::: Stored data

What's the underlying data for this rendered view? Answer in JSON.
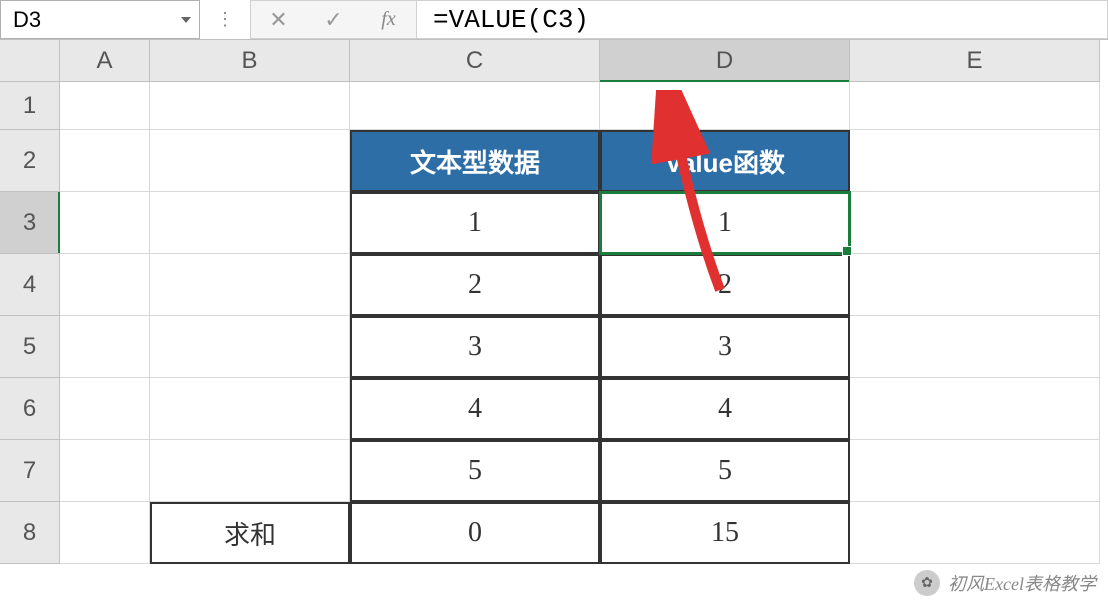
{
  "nameBox": "D3",
  "formula": "=VALUE(C3)",
  "columns": [
    "A",
    "B",
    "C",
    "D",
    "E"
  ],
  "rows": [
    "1",
    "2",
    "3",
    "4",
    "5",
    "6",
    "7",
    "8"
  ],
  "table": {
    "headers": {
      "c": "文本型数据",
      "d": "Value函数"
    },
    "data": [
      {
        "c": "1",
        "d": "1"
      },
      {
        "c": "2",
        "d": "2"
      },
      {
        "c": "3",
        "d": "3"
      },
      {
        "c": "4",
        "d": "4"
      },
      {
        "c": "5",
        "d": "5"
      }
    ],
    "sumLabel": "求和",
    "sumC": "0",
    "sumD": "15"
  },
  "watermark": "初风Excel表格教学",
  "icons": {
    "cancel": "✕",
    "confirm": "✓",
    "fx": "fx",
    "dots": "⋮"
  }
}
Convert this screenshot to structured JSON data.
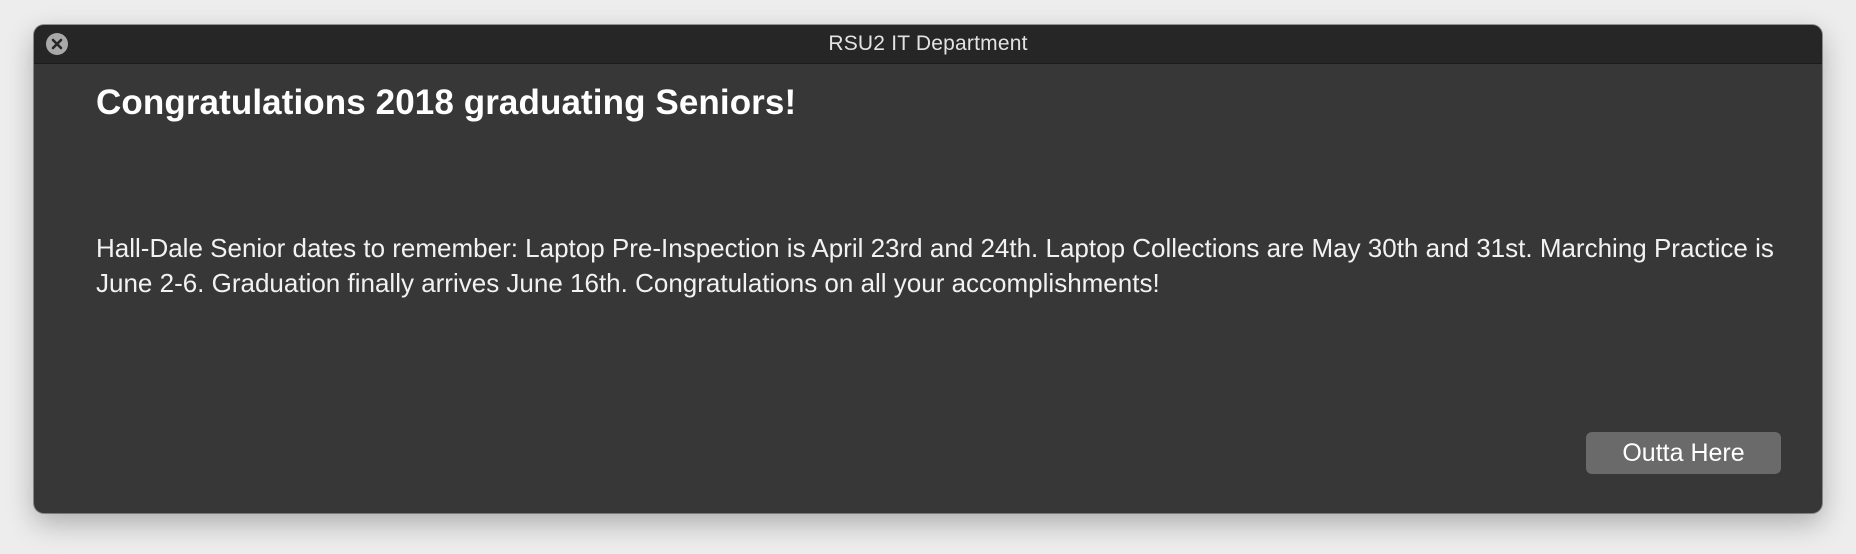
{
  "window": {
    "title": "RSU2 IT Department"
  },
  "dialog": {
    "heading": "Congratulations 2018 graduating Seniors!",
    "message": "Hall-Dale Senior dates to remember: Laptop Pre-Inspection is April 23rd and 24th. Laptop Collections are May 30th and 31st. Marching Practice is June 2-6. Graduation finally arrives June 16th. Congratulations on all your accomplishments!",
    "button_label": "Outta Here"
  },
  "icons": {
    "close": "close-icon"
  },
  "colors": {
    "window_background": "#373737",
    "titlebar_background": "#262626",
    "button_background": "#6a6a6a",
    "text": "#ffffff"
  }
}
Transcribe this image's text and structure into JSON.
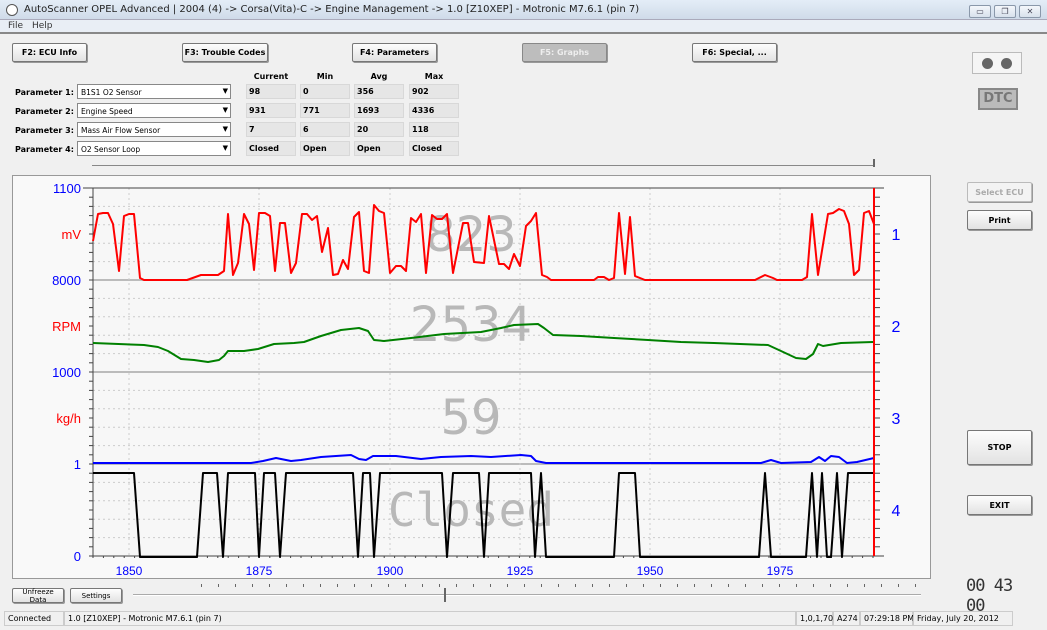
{
  "window": {
    "title": "AutoScanner OPEL Advanced | 2004 (4) -> Corsa(Vita)-C -> Engine Management -> 1.0 [Z10XEP] - Motronic M7.6.1 (pin 7)",
    "minimize": "▭",
    "restore": "❐",
    "close": "✕"
  },
  "menu": [
    "File",
    "Help"
  ],
  "tabs": [
    {
      "label": "F2: ECU Info"
    },
    {
      "label": "F3: Trouble Codes"
    },
    {
      "label": "F4: Parameters"
    },
    {
      "label": "F5: Graphs",
      "active": true
    },
    {
      "label": "F6: Special, ..."
    }
  ],
  "params": {
    "headers": [
      "Current",
      "Min",
      "Avg",
      "Max"
    ],
    "rows": [
      {
        "label": "Parameter 1:",
        "selected": "B1S1 O2 Sensor",
        "current": "98",
        "min": "0",
        "avg": "356",
        "max": "902"
      },
      {
        "label": "Parameter 2:",
        "selected": "Engine Speed",
        "current": "931",
        "min": "771",
        "avg": "1693",
        "max": "4336"
      },
      {
        "label": "Parameter 3:",
        "selected": "Mass Air Flow Sensor",
        "current": "7",
        "min": "6",
        "avg": "20",
        "max": "118"
      },
      {
        "label": "Parameter 4:",
        "selected": "O2 Sensor Loop",
        "current": "Closed",
        "min": "Open",
        "avg": "Open",
        "max": "Closed"
      }
    ]
  },
  "graph": {
    "left_labels": [
      "1100",
      "mV",
      "8000",
      "RPM",
      "1000",
      "kg/h",
      "1",
      "0"
    ],
    "right_labels": [
      "1",
      "2",
      "3",
      "4"
    ],
    "x_ticks": [
      "1850",
      "1875",
      "1900",
      "1925",
      "1950",
      "1975"
    ],
    "overlay_values": [
      "823",
      "2534",
      "59",
      "Closed"
    ],
    "colors": {
      "param1": "#ff0000",
      "param2": "#008000",
      "param3": "#0000ff",
      "param4": "#000000",
      "axis_label": "#0000ff",
      "unit_label": "#ff0000",
      "cursor": "#ff0000"
    }
  },
  "right_panel": {
    "dtc": "DTC",
    "select_ecu": "Select ECU",
    "print": "Print",
    "stop": "STOP",
    "exit": "EXIT",
    "timer": "00 43 00"
  },
  "bottom": {
    "unfreeze": "Unfreeze Data",
    "settings": "Settings"
  },
  "statusbar": [
    "Connected",
    "1.0 [Z10XEP] - Motronic M7.6.1 (pin 7)",
    "1,0,1,70",
    "A274",
    "07:29:18 PM",
    "Friday, July 20, 2012"
  ]
}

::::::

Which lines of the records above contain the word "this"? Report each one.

What's the underlying data for this rendered view? Answer in JSON.
Convert this screenshot to structured JSON data.
Transcribe this image's text and structure into JSON.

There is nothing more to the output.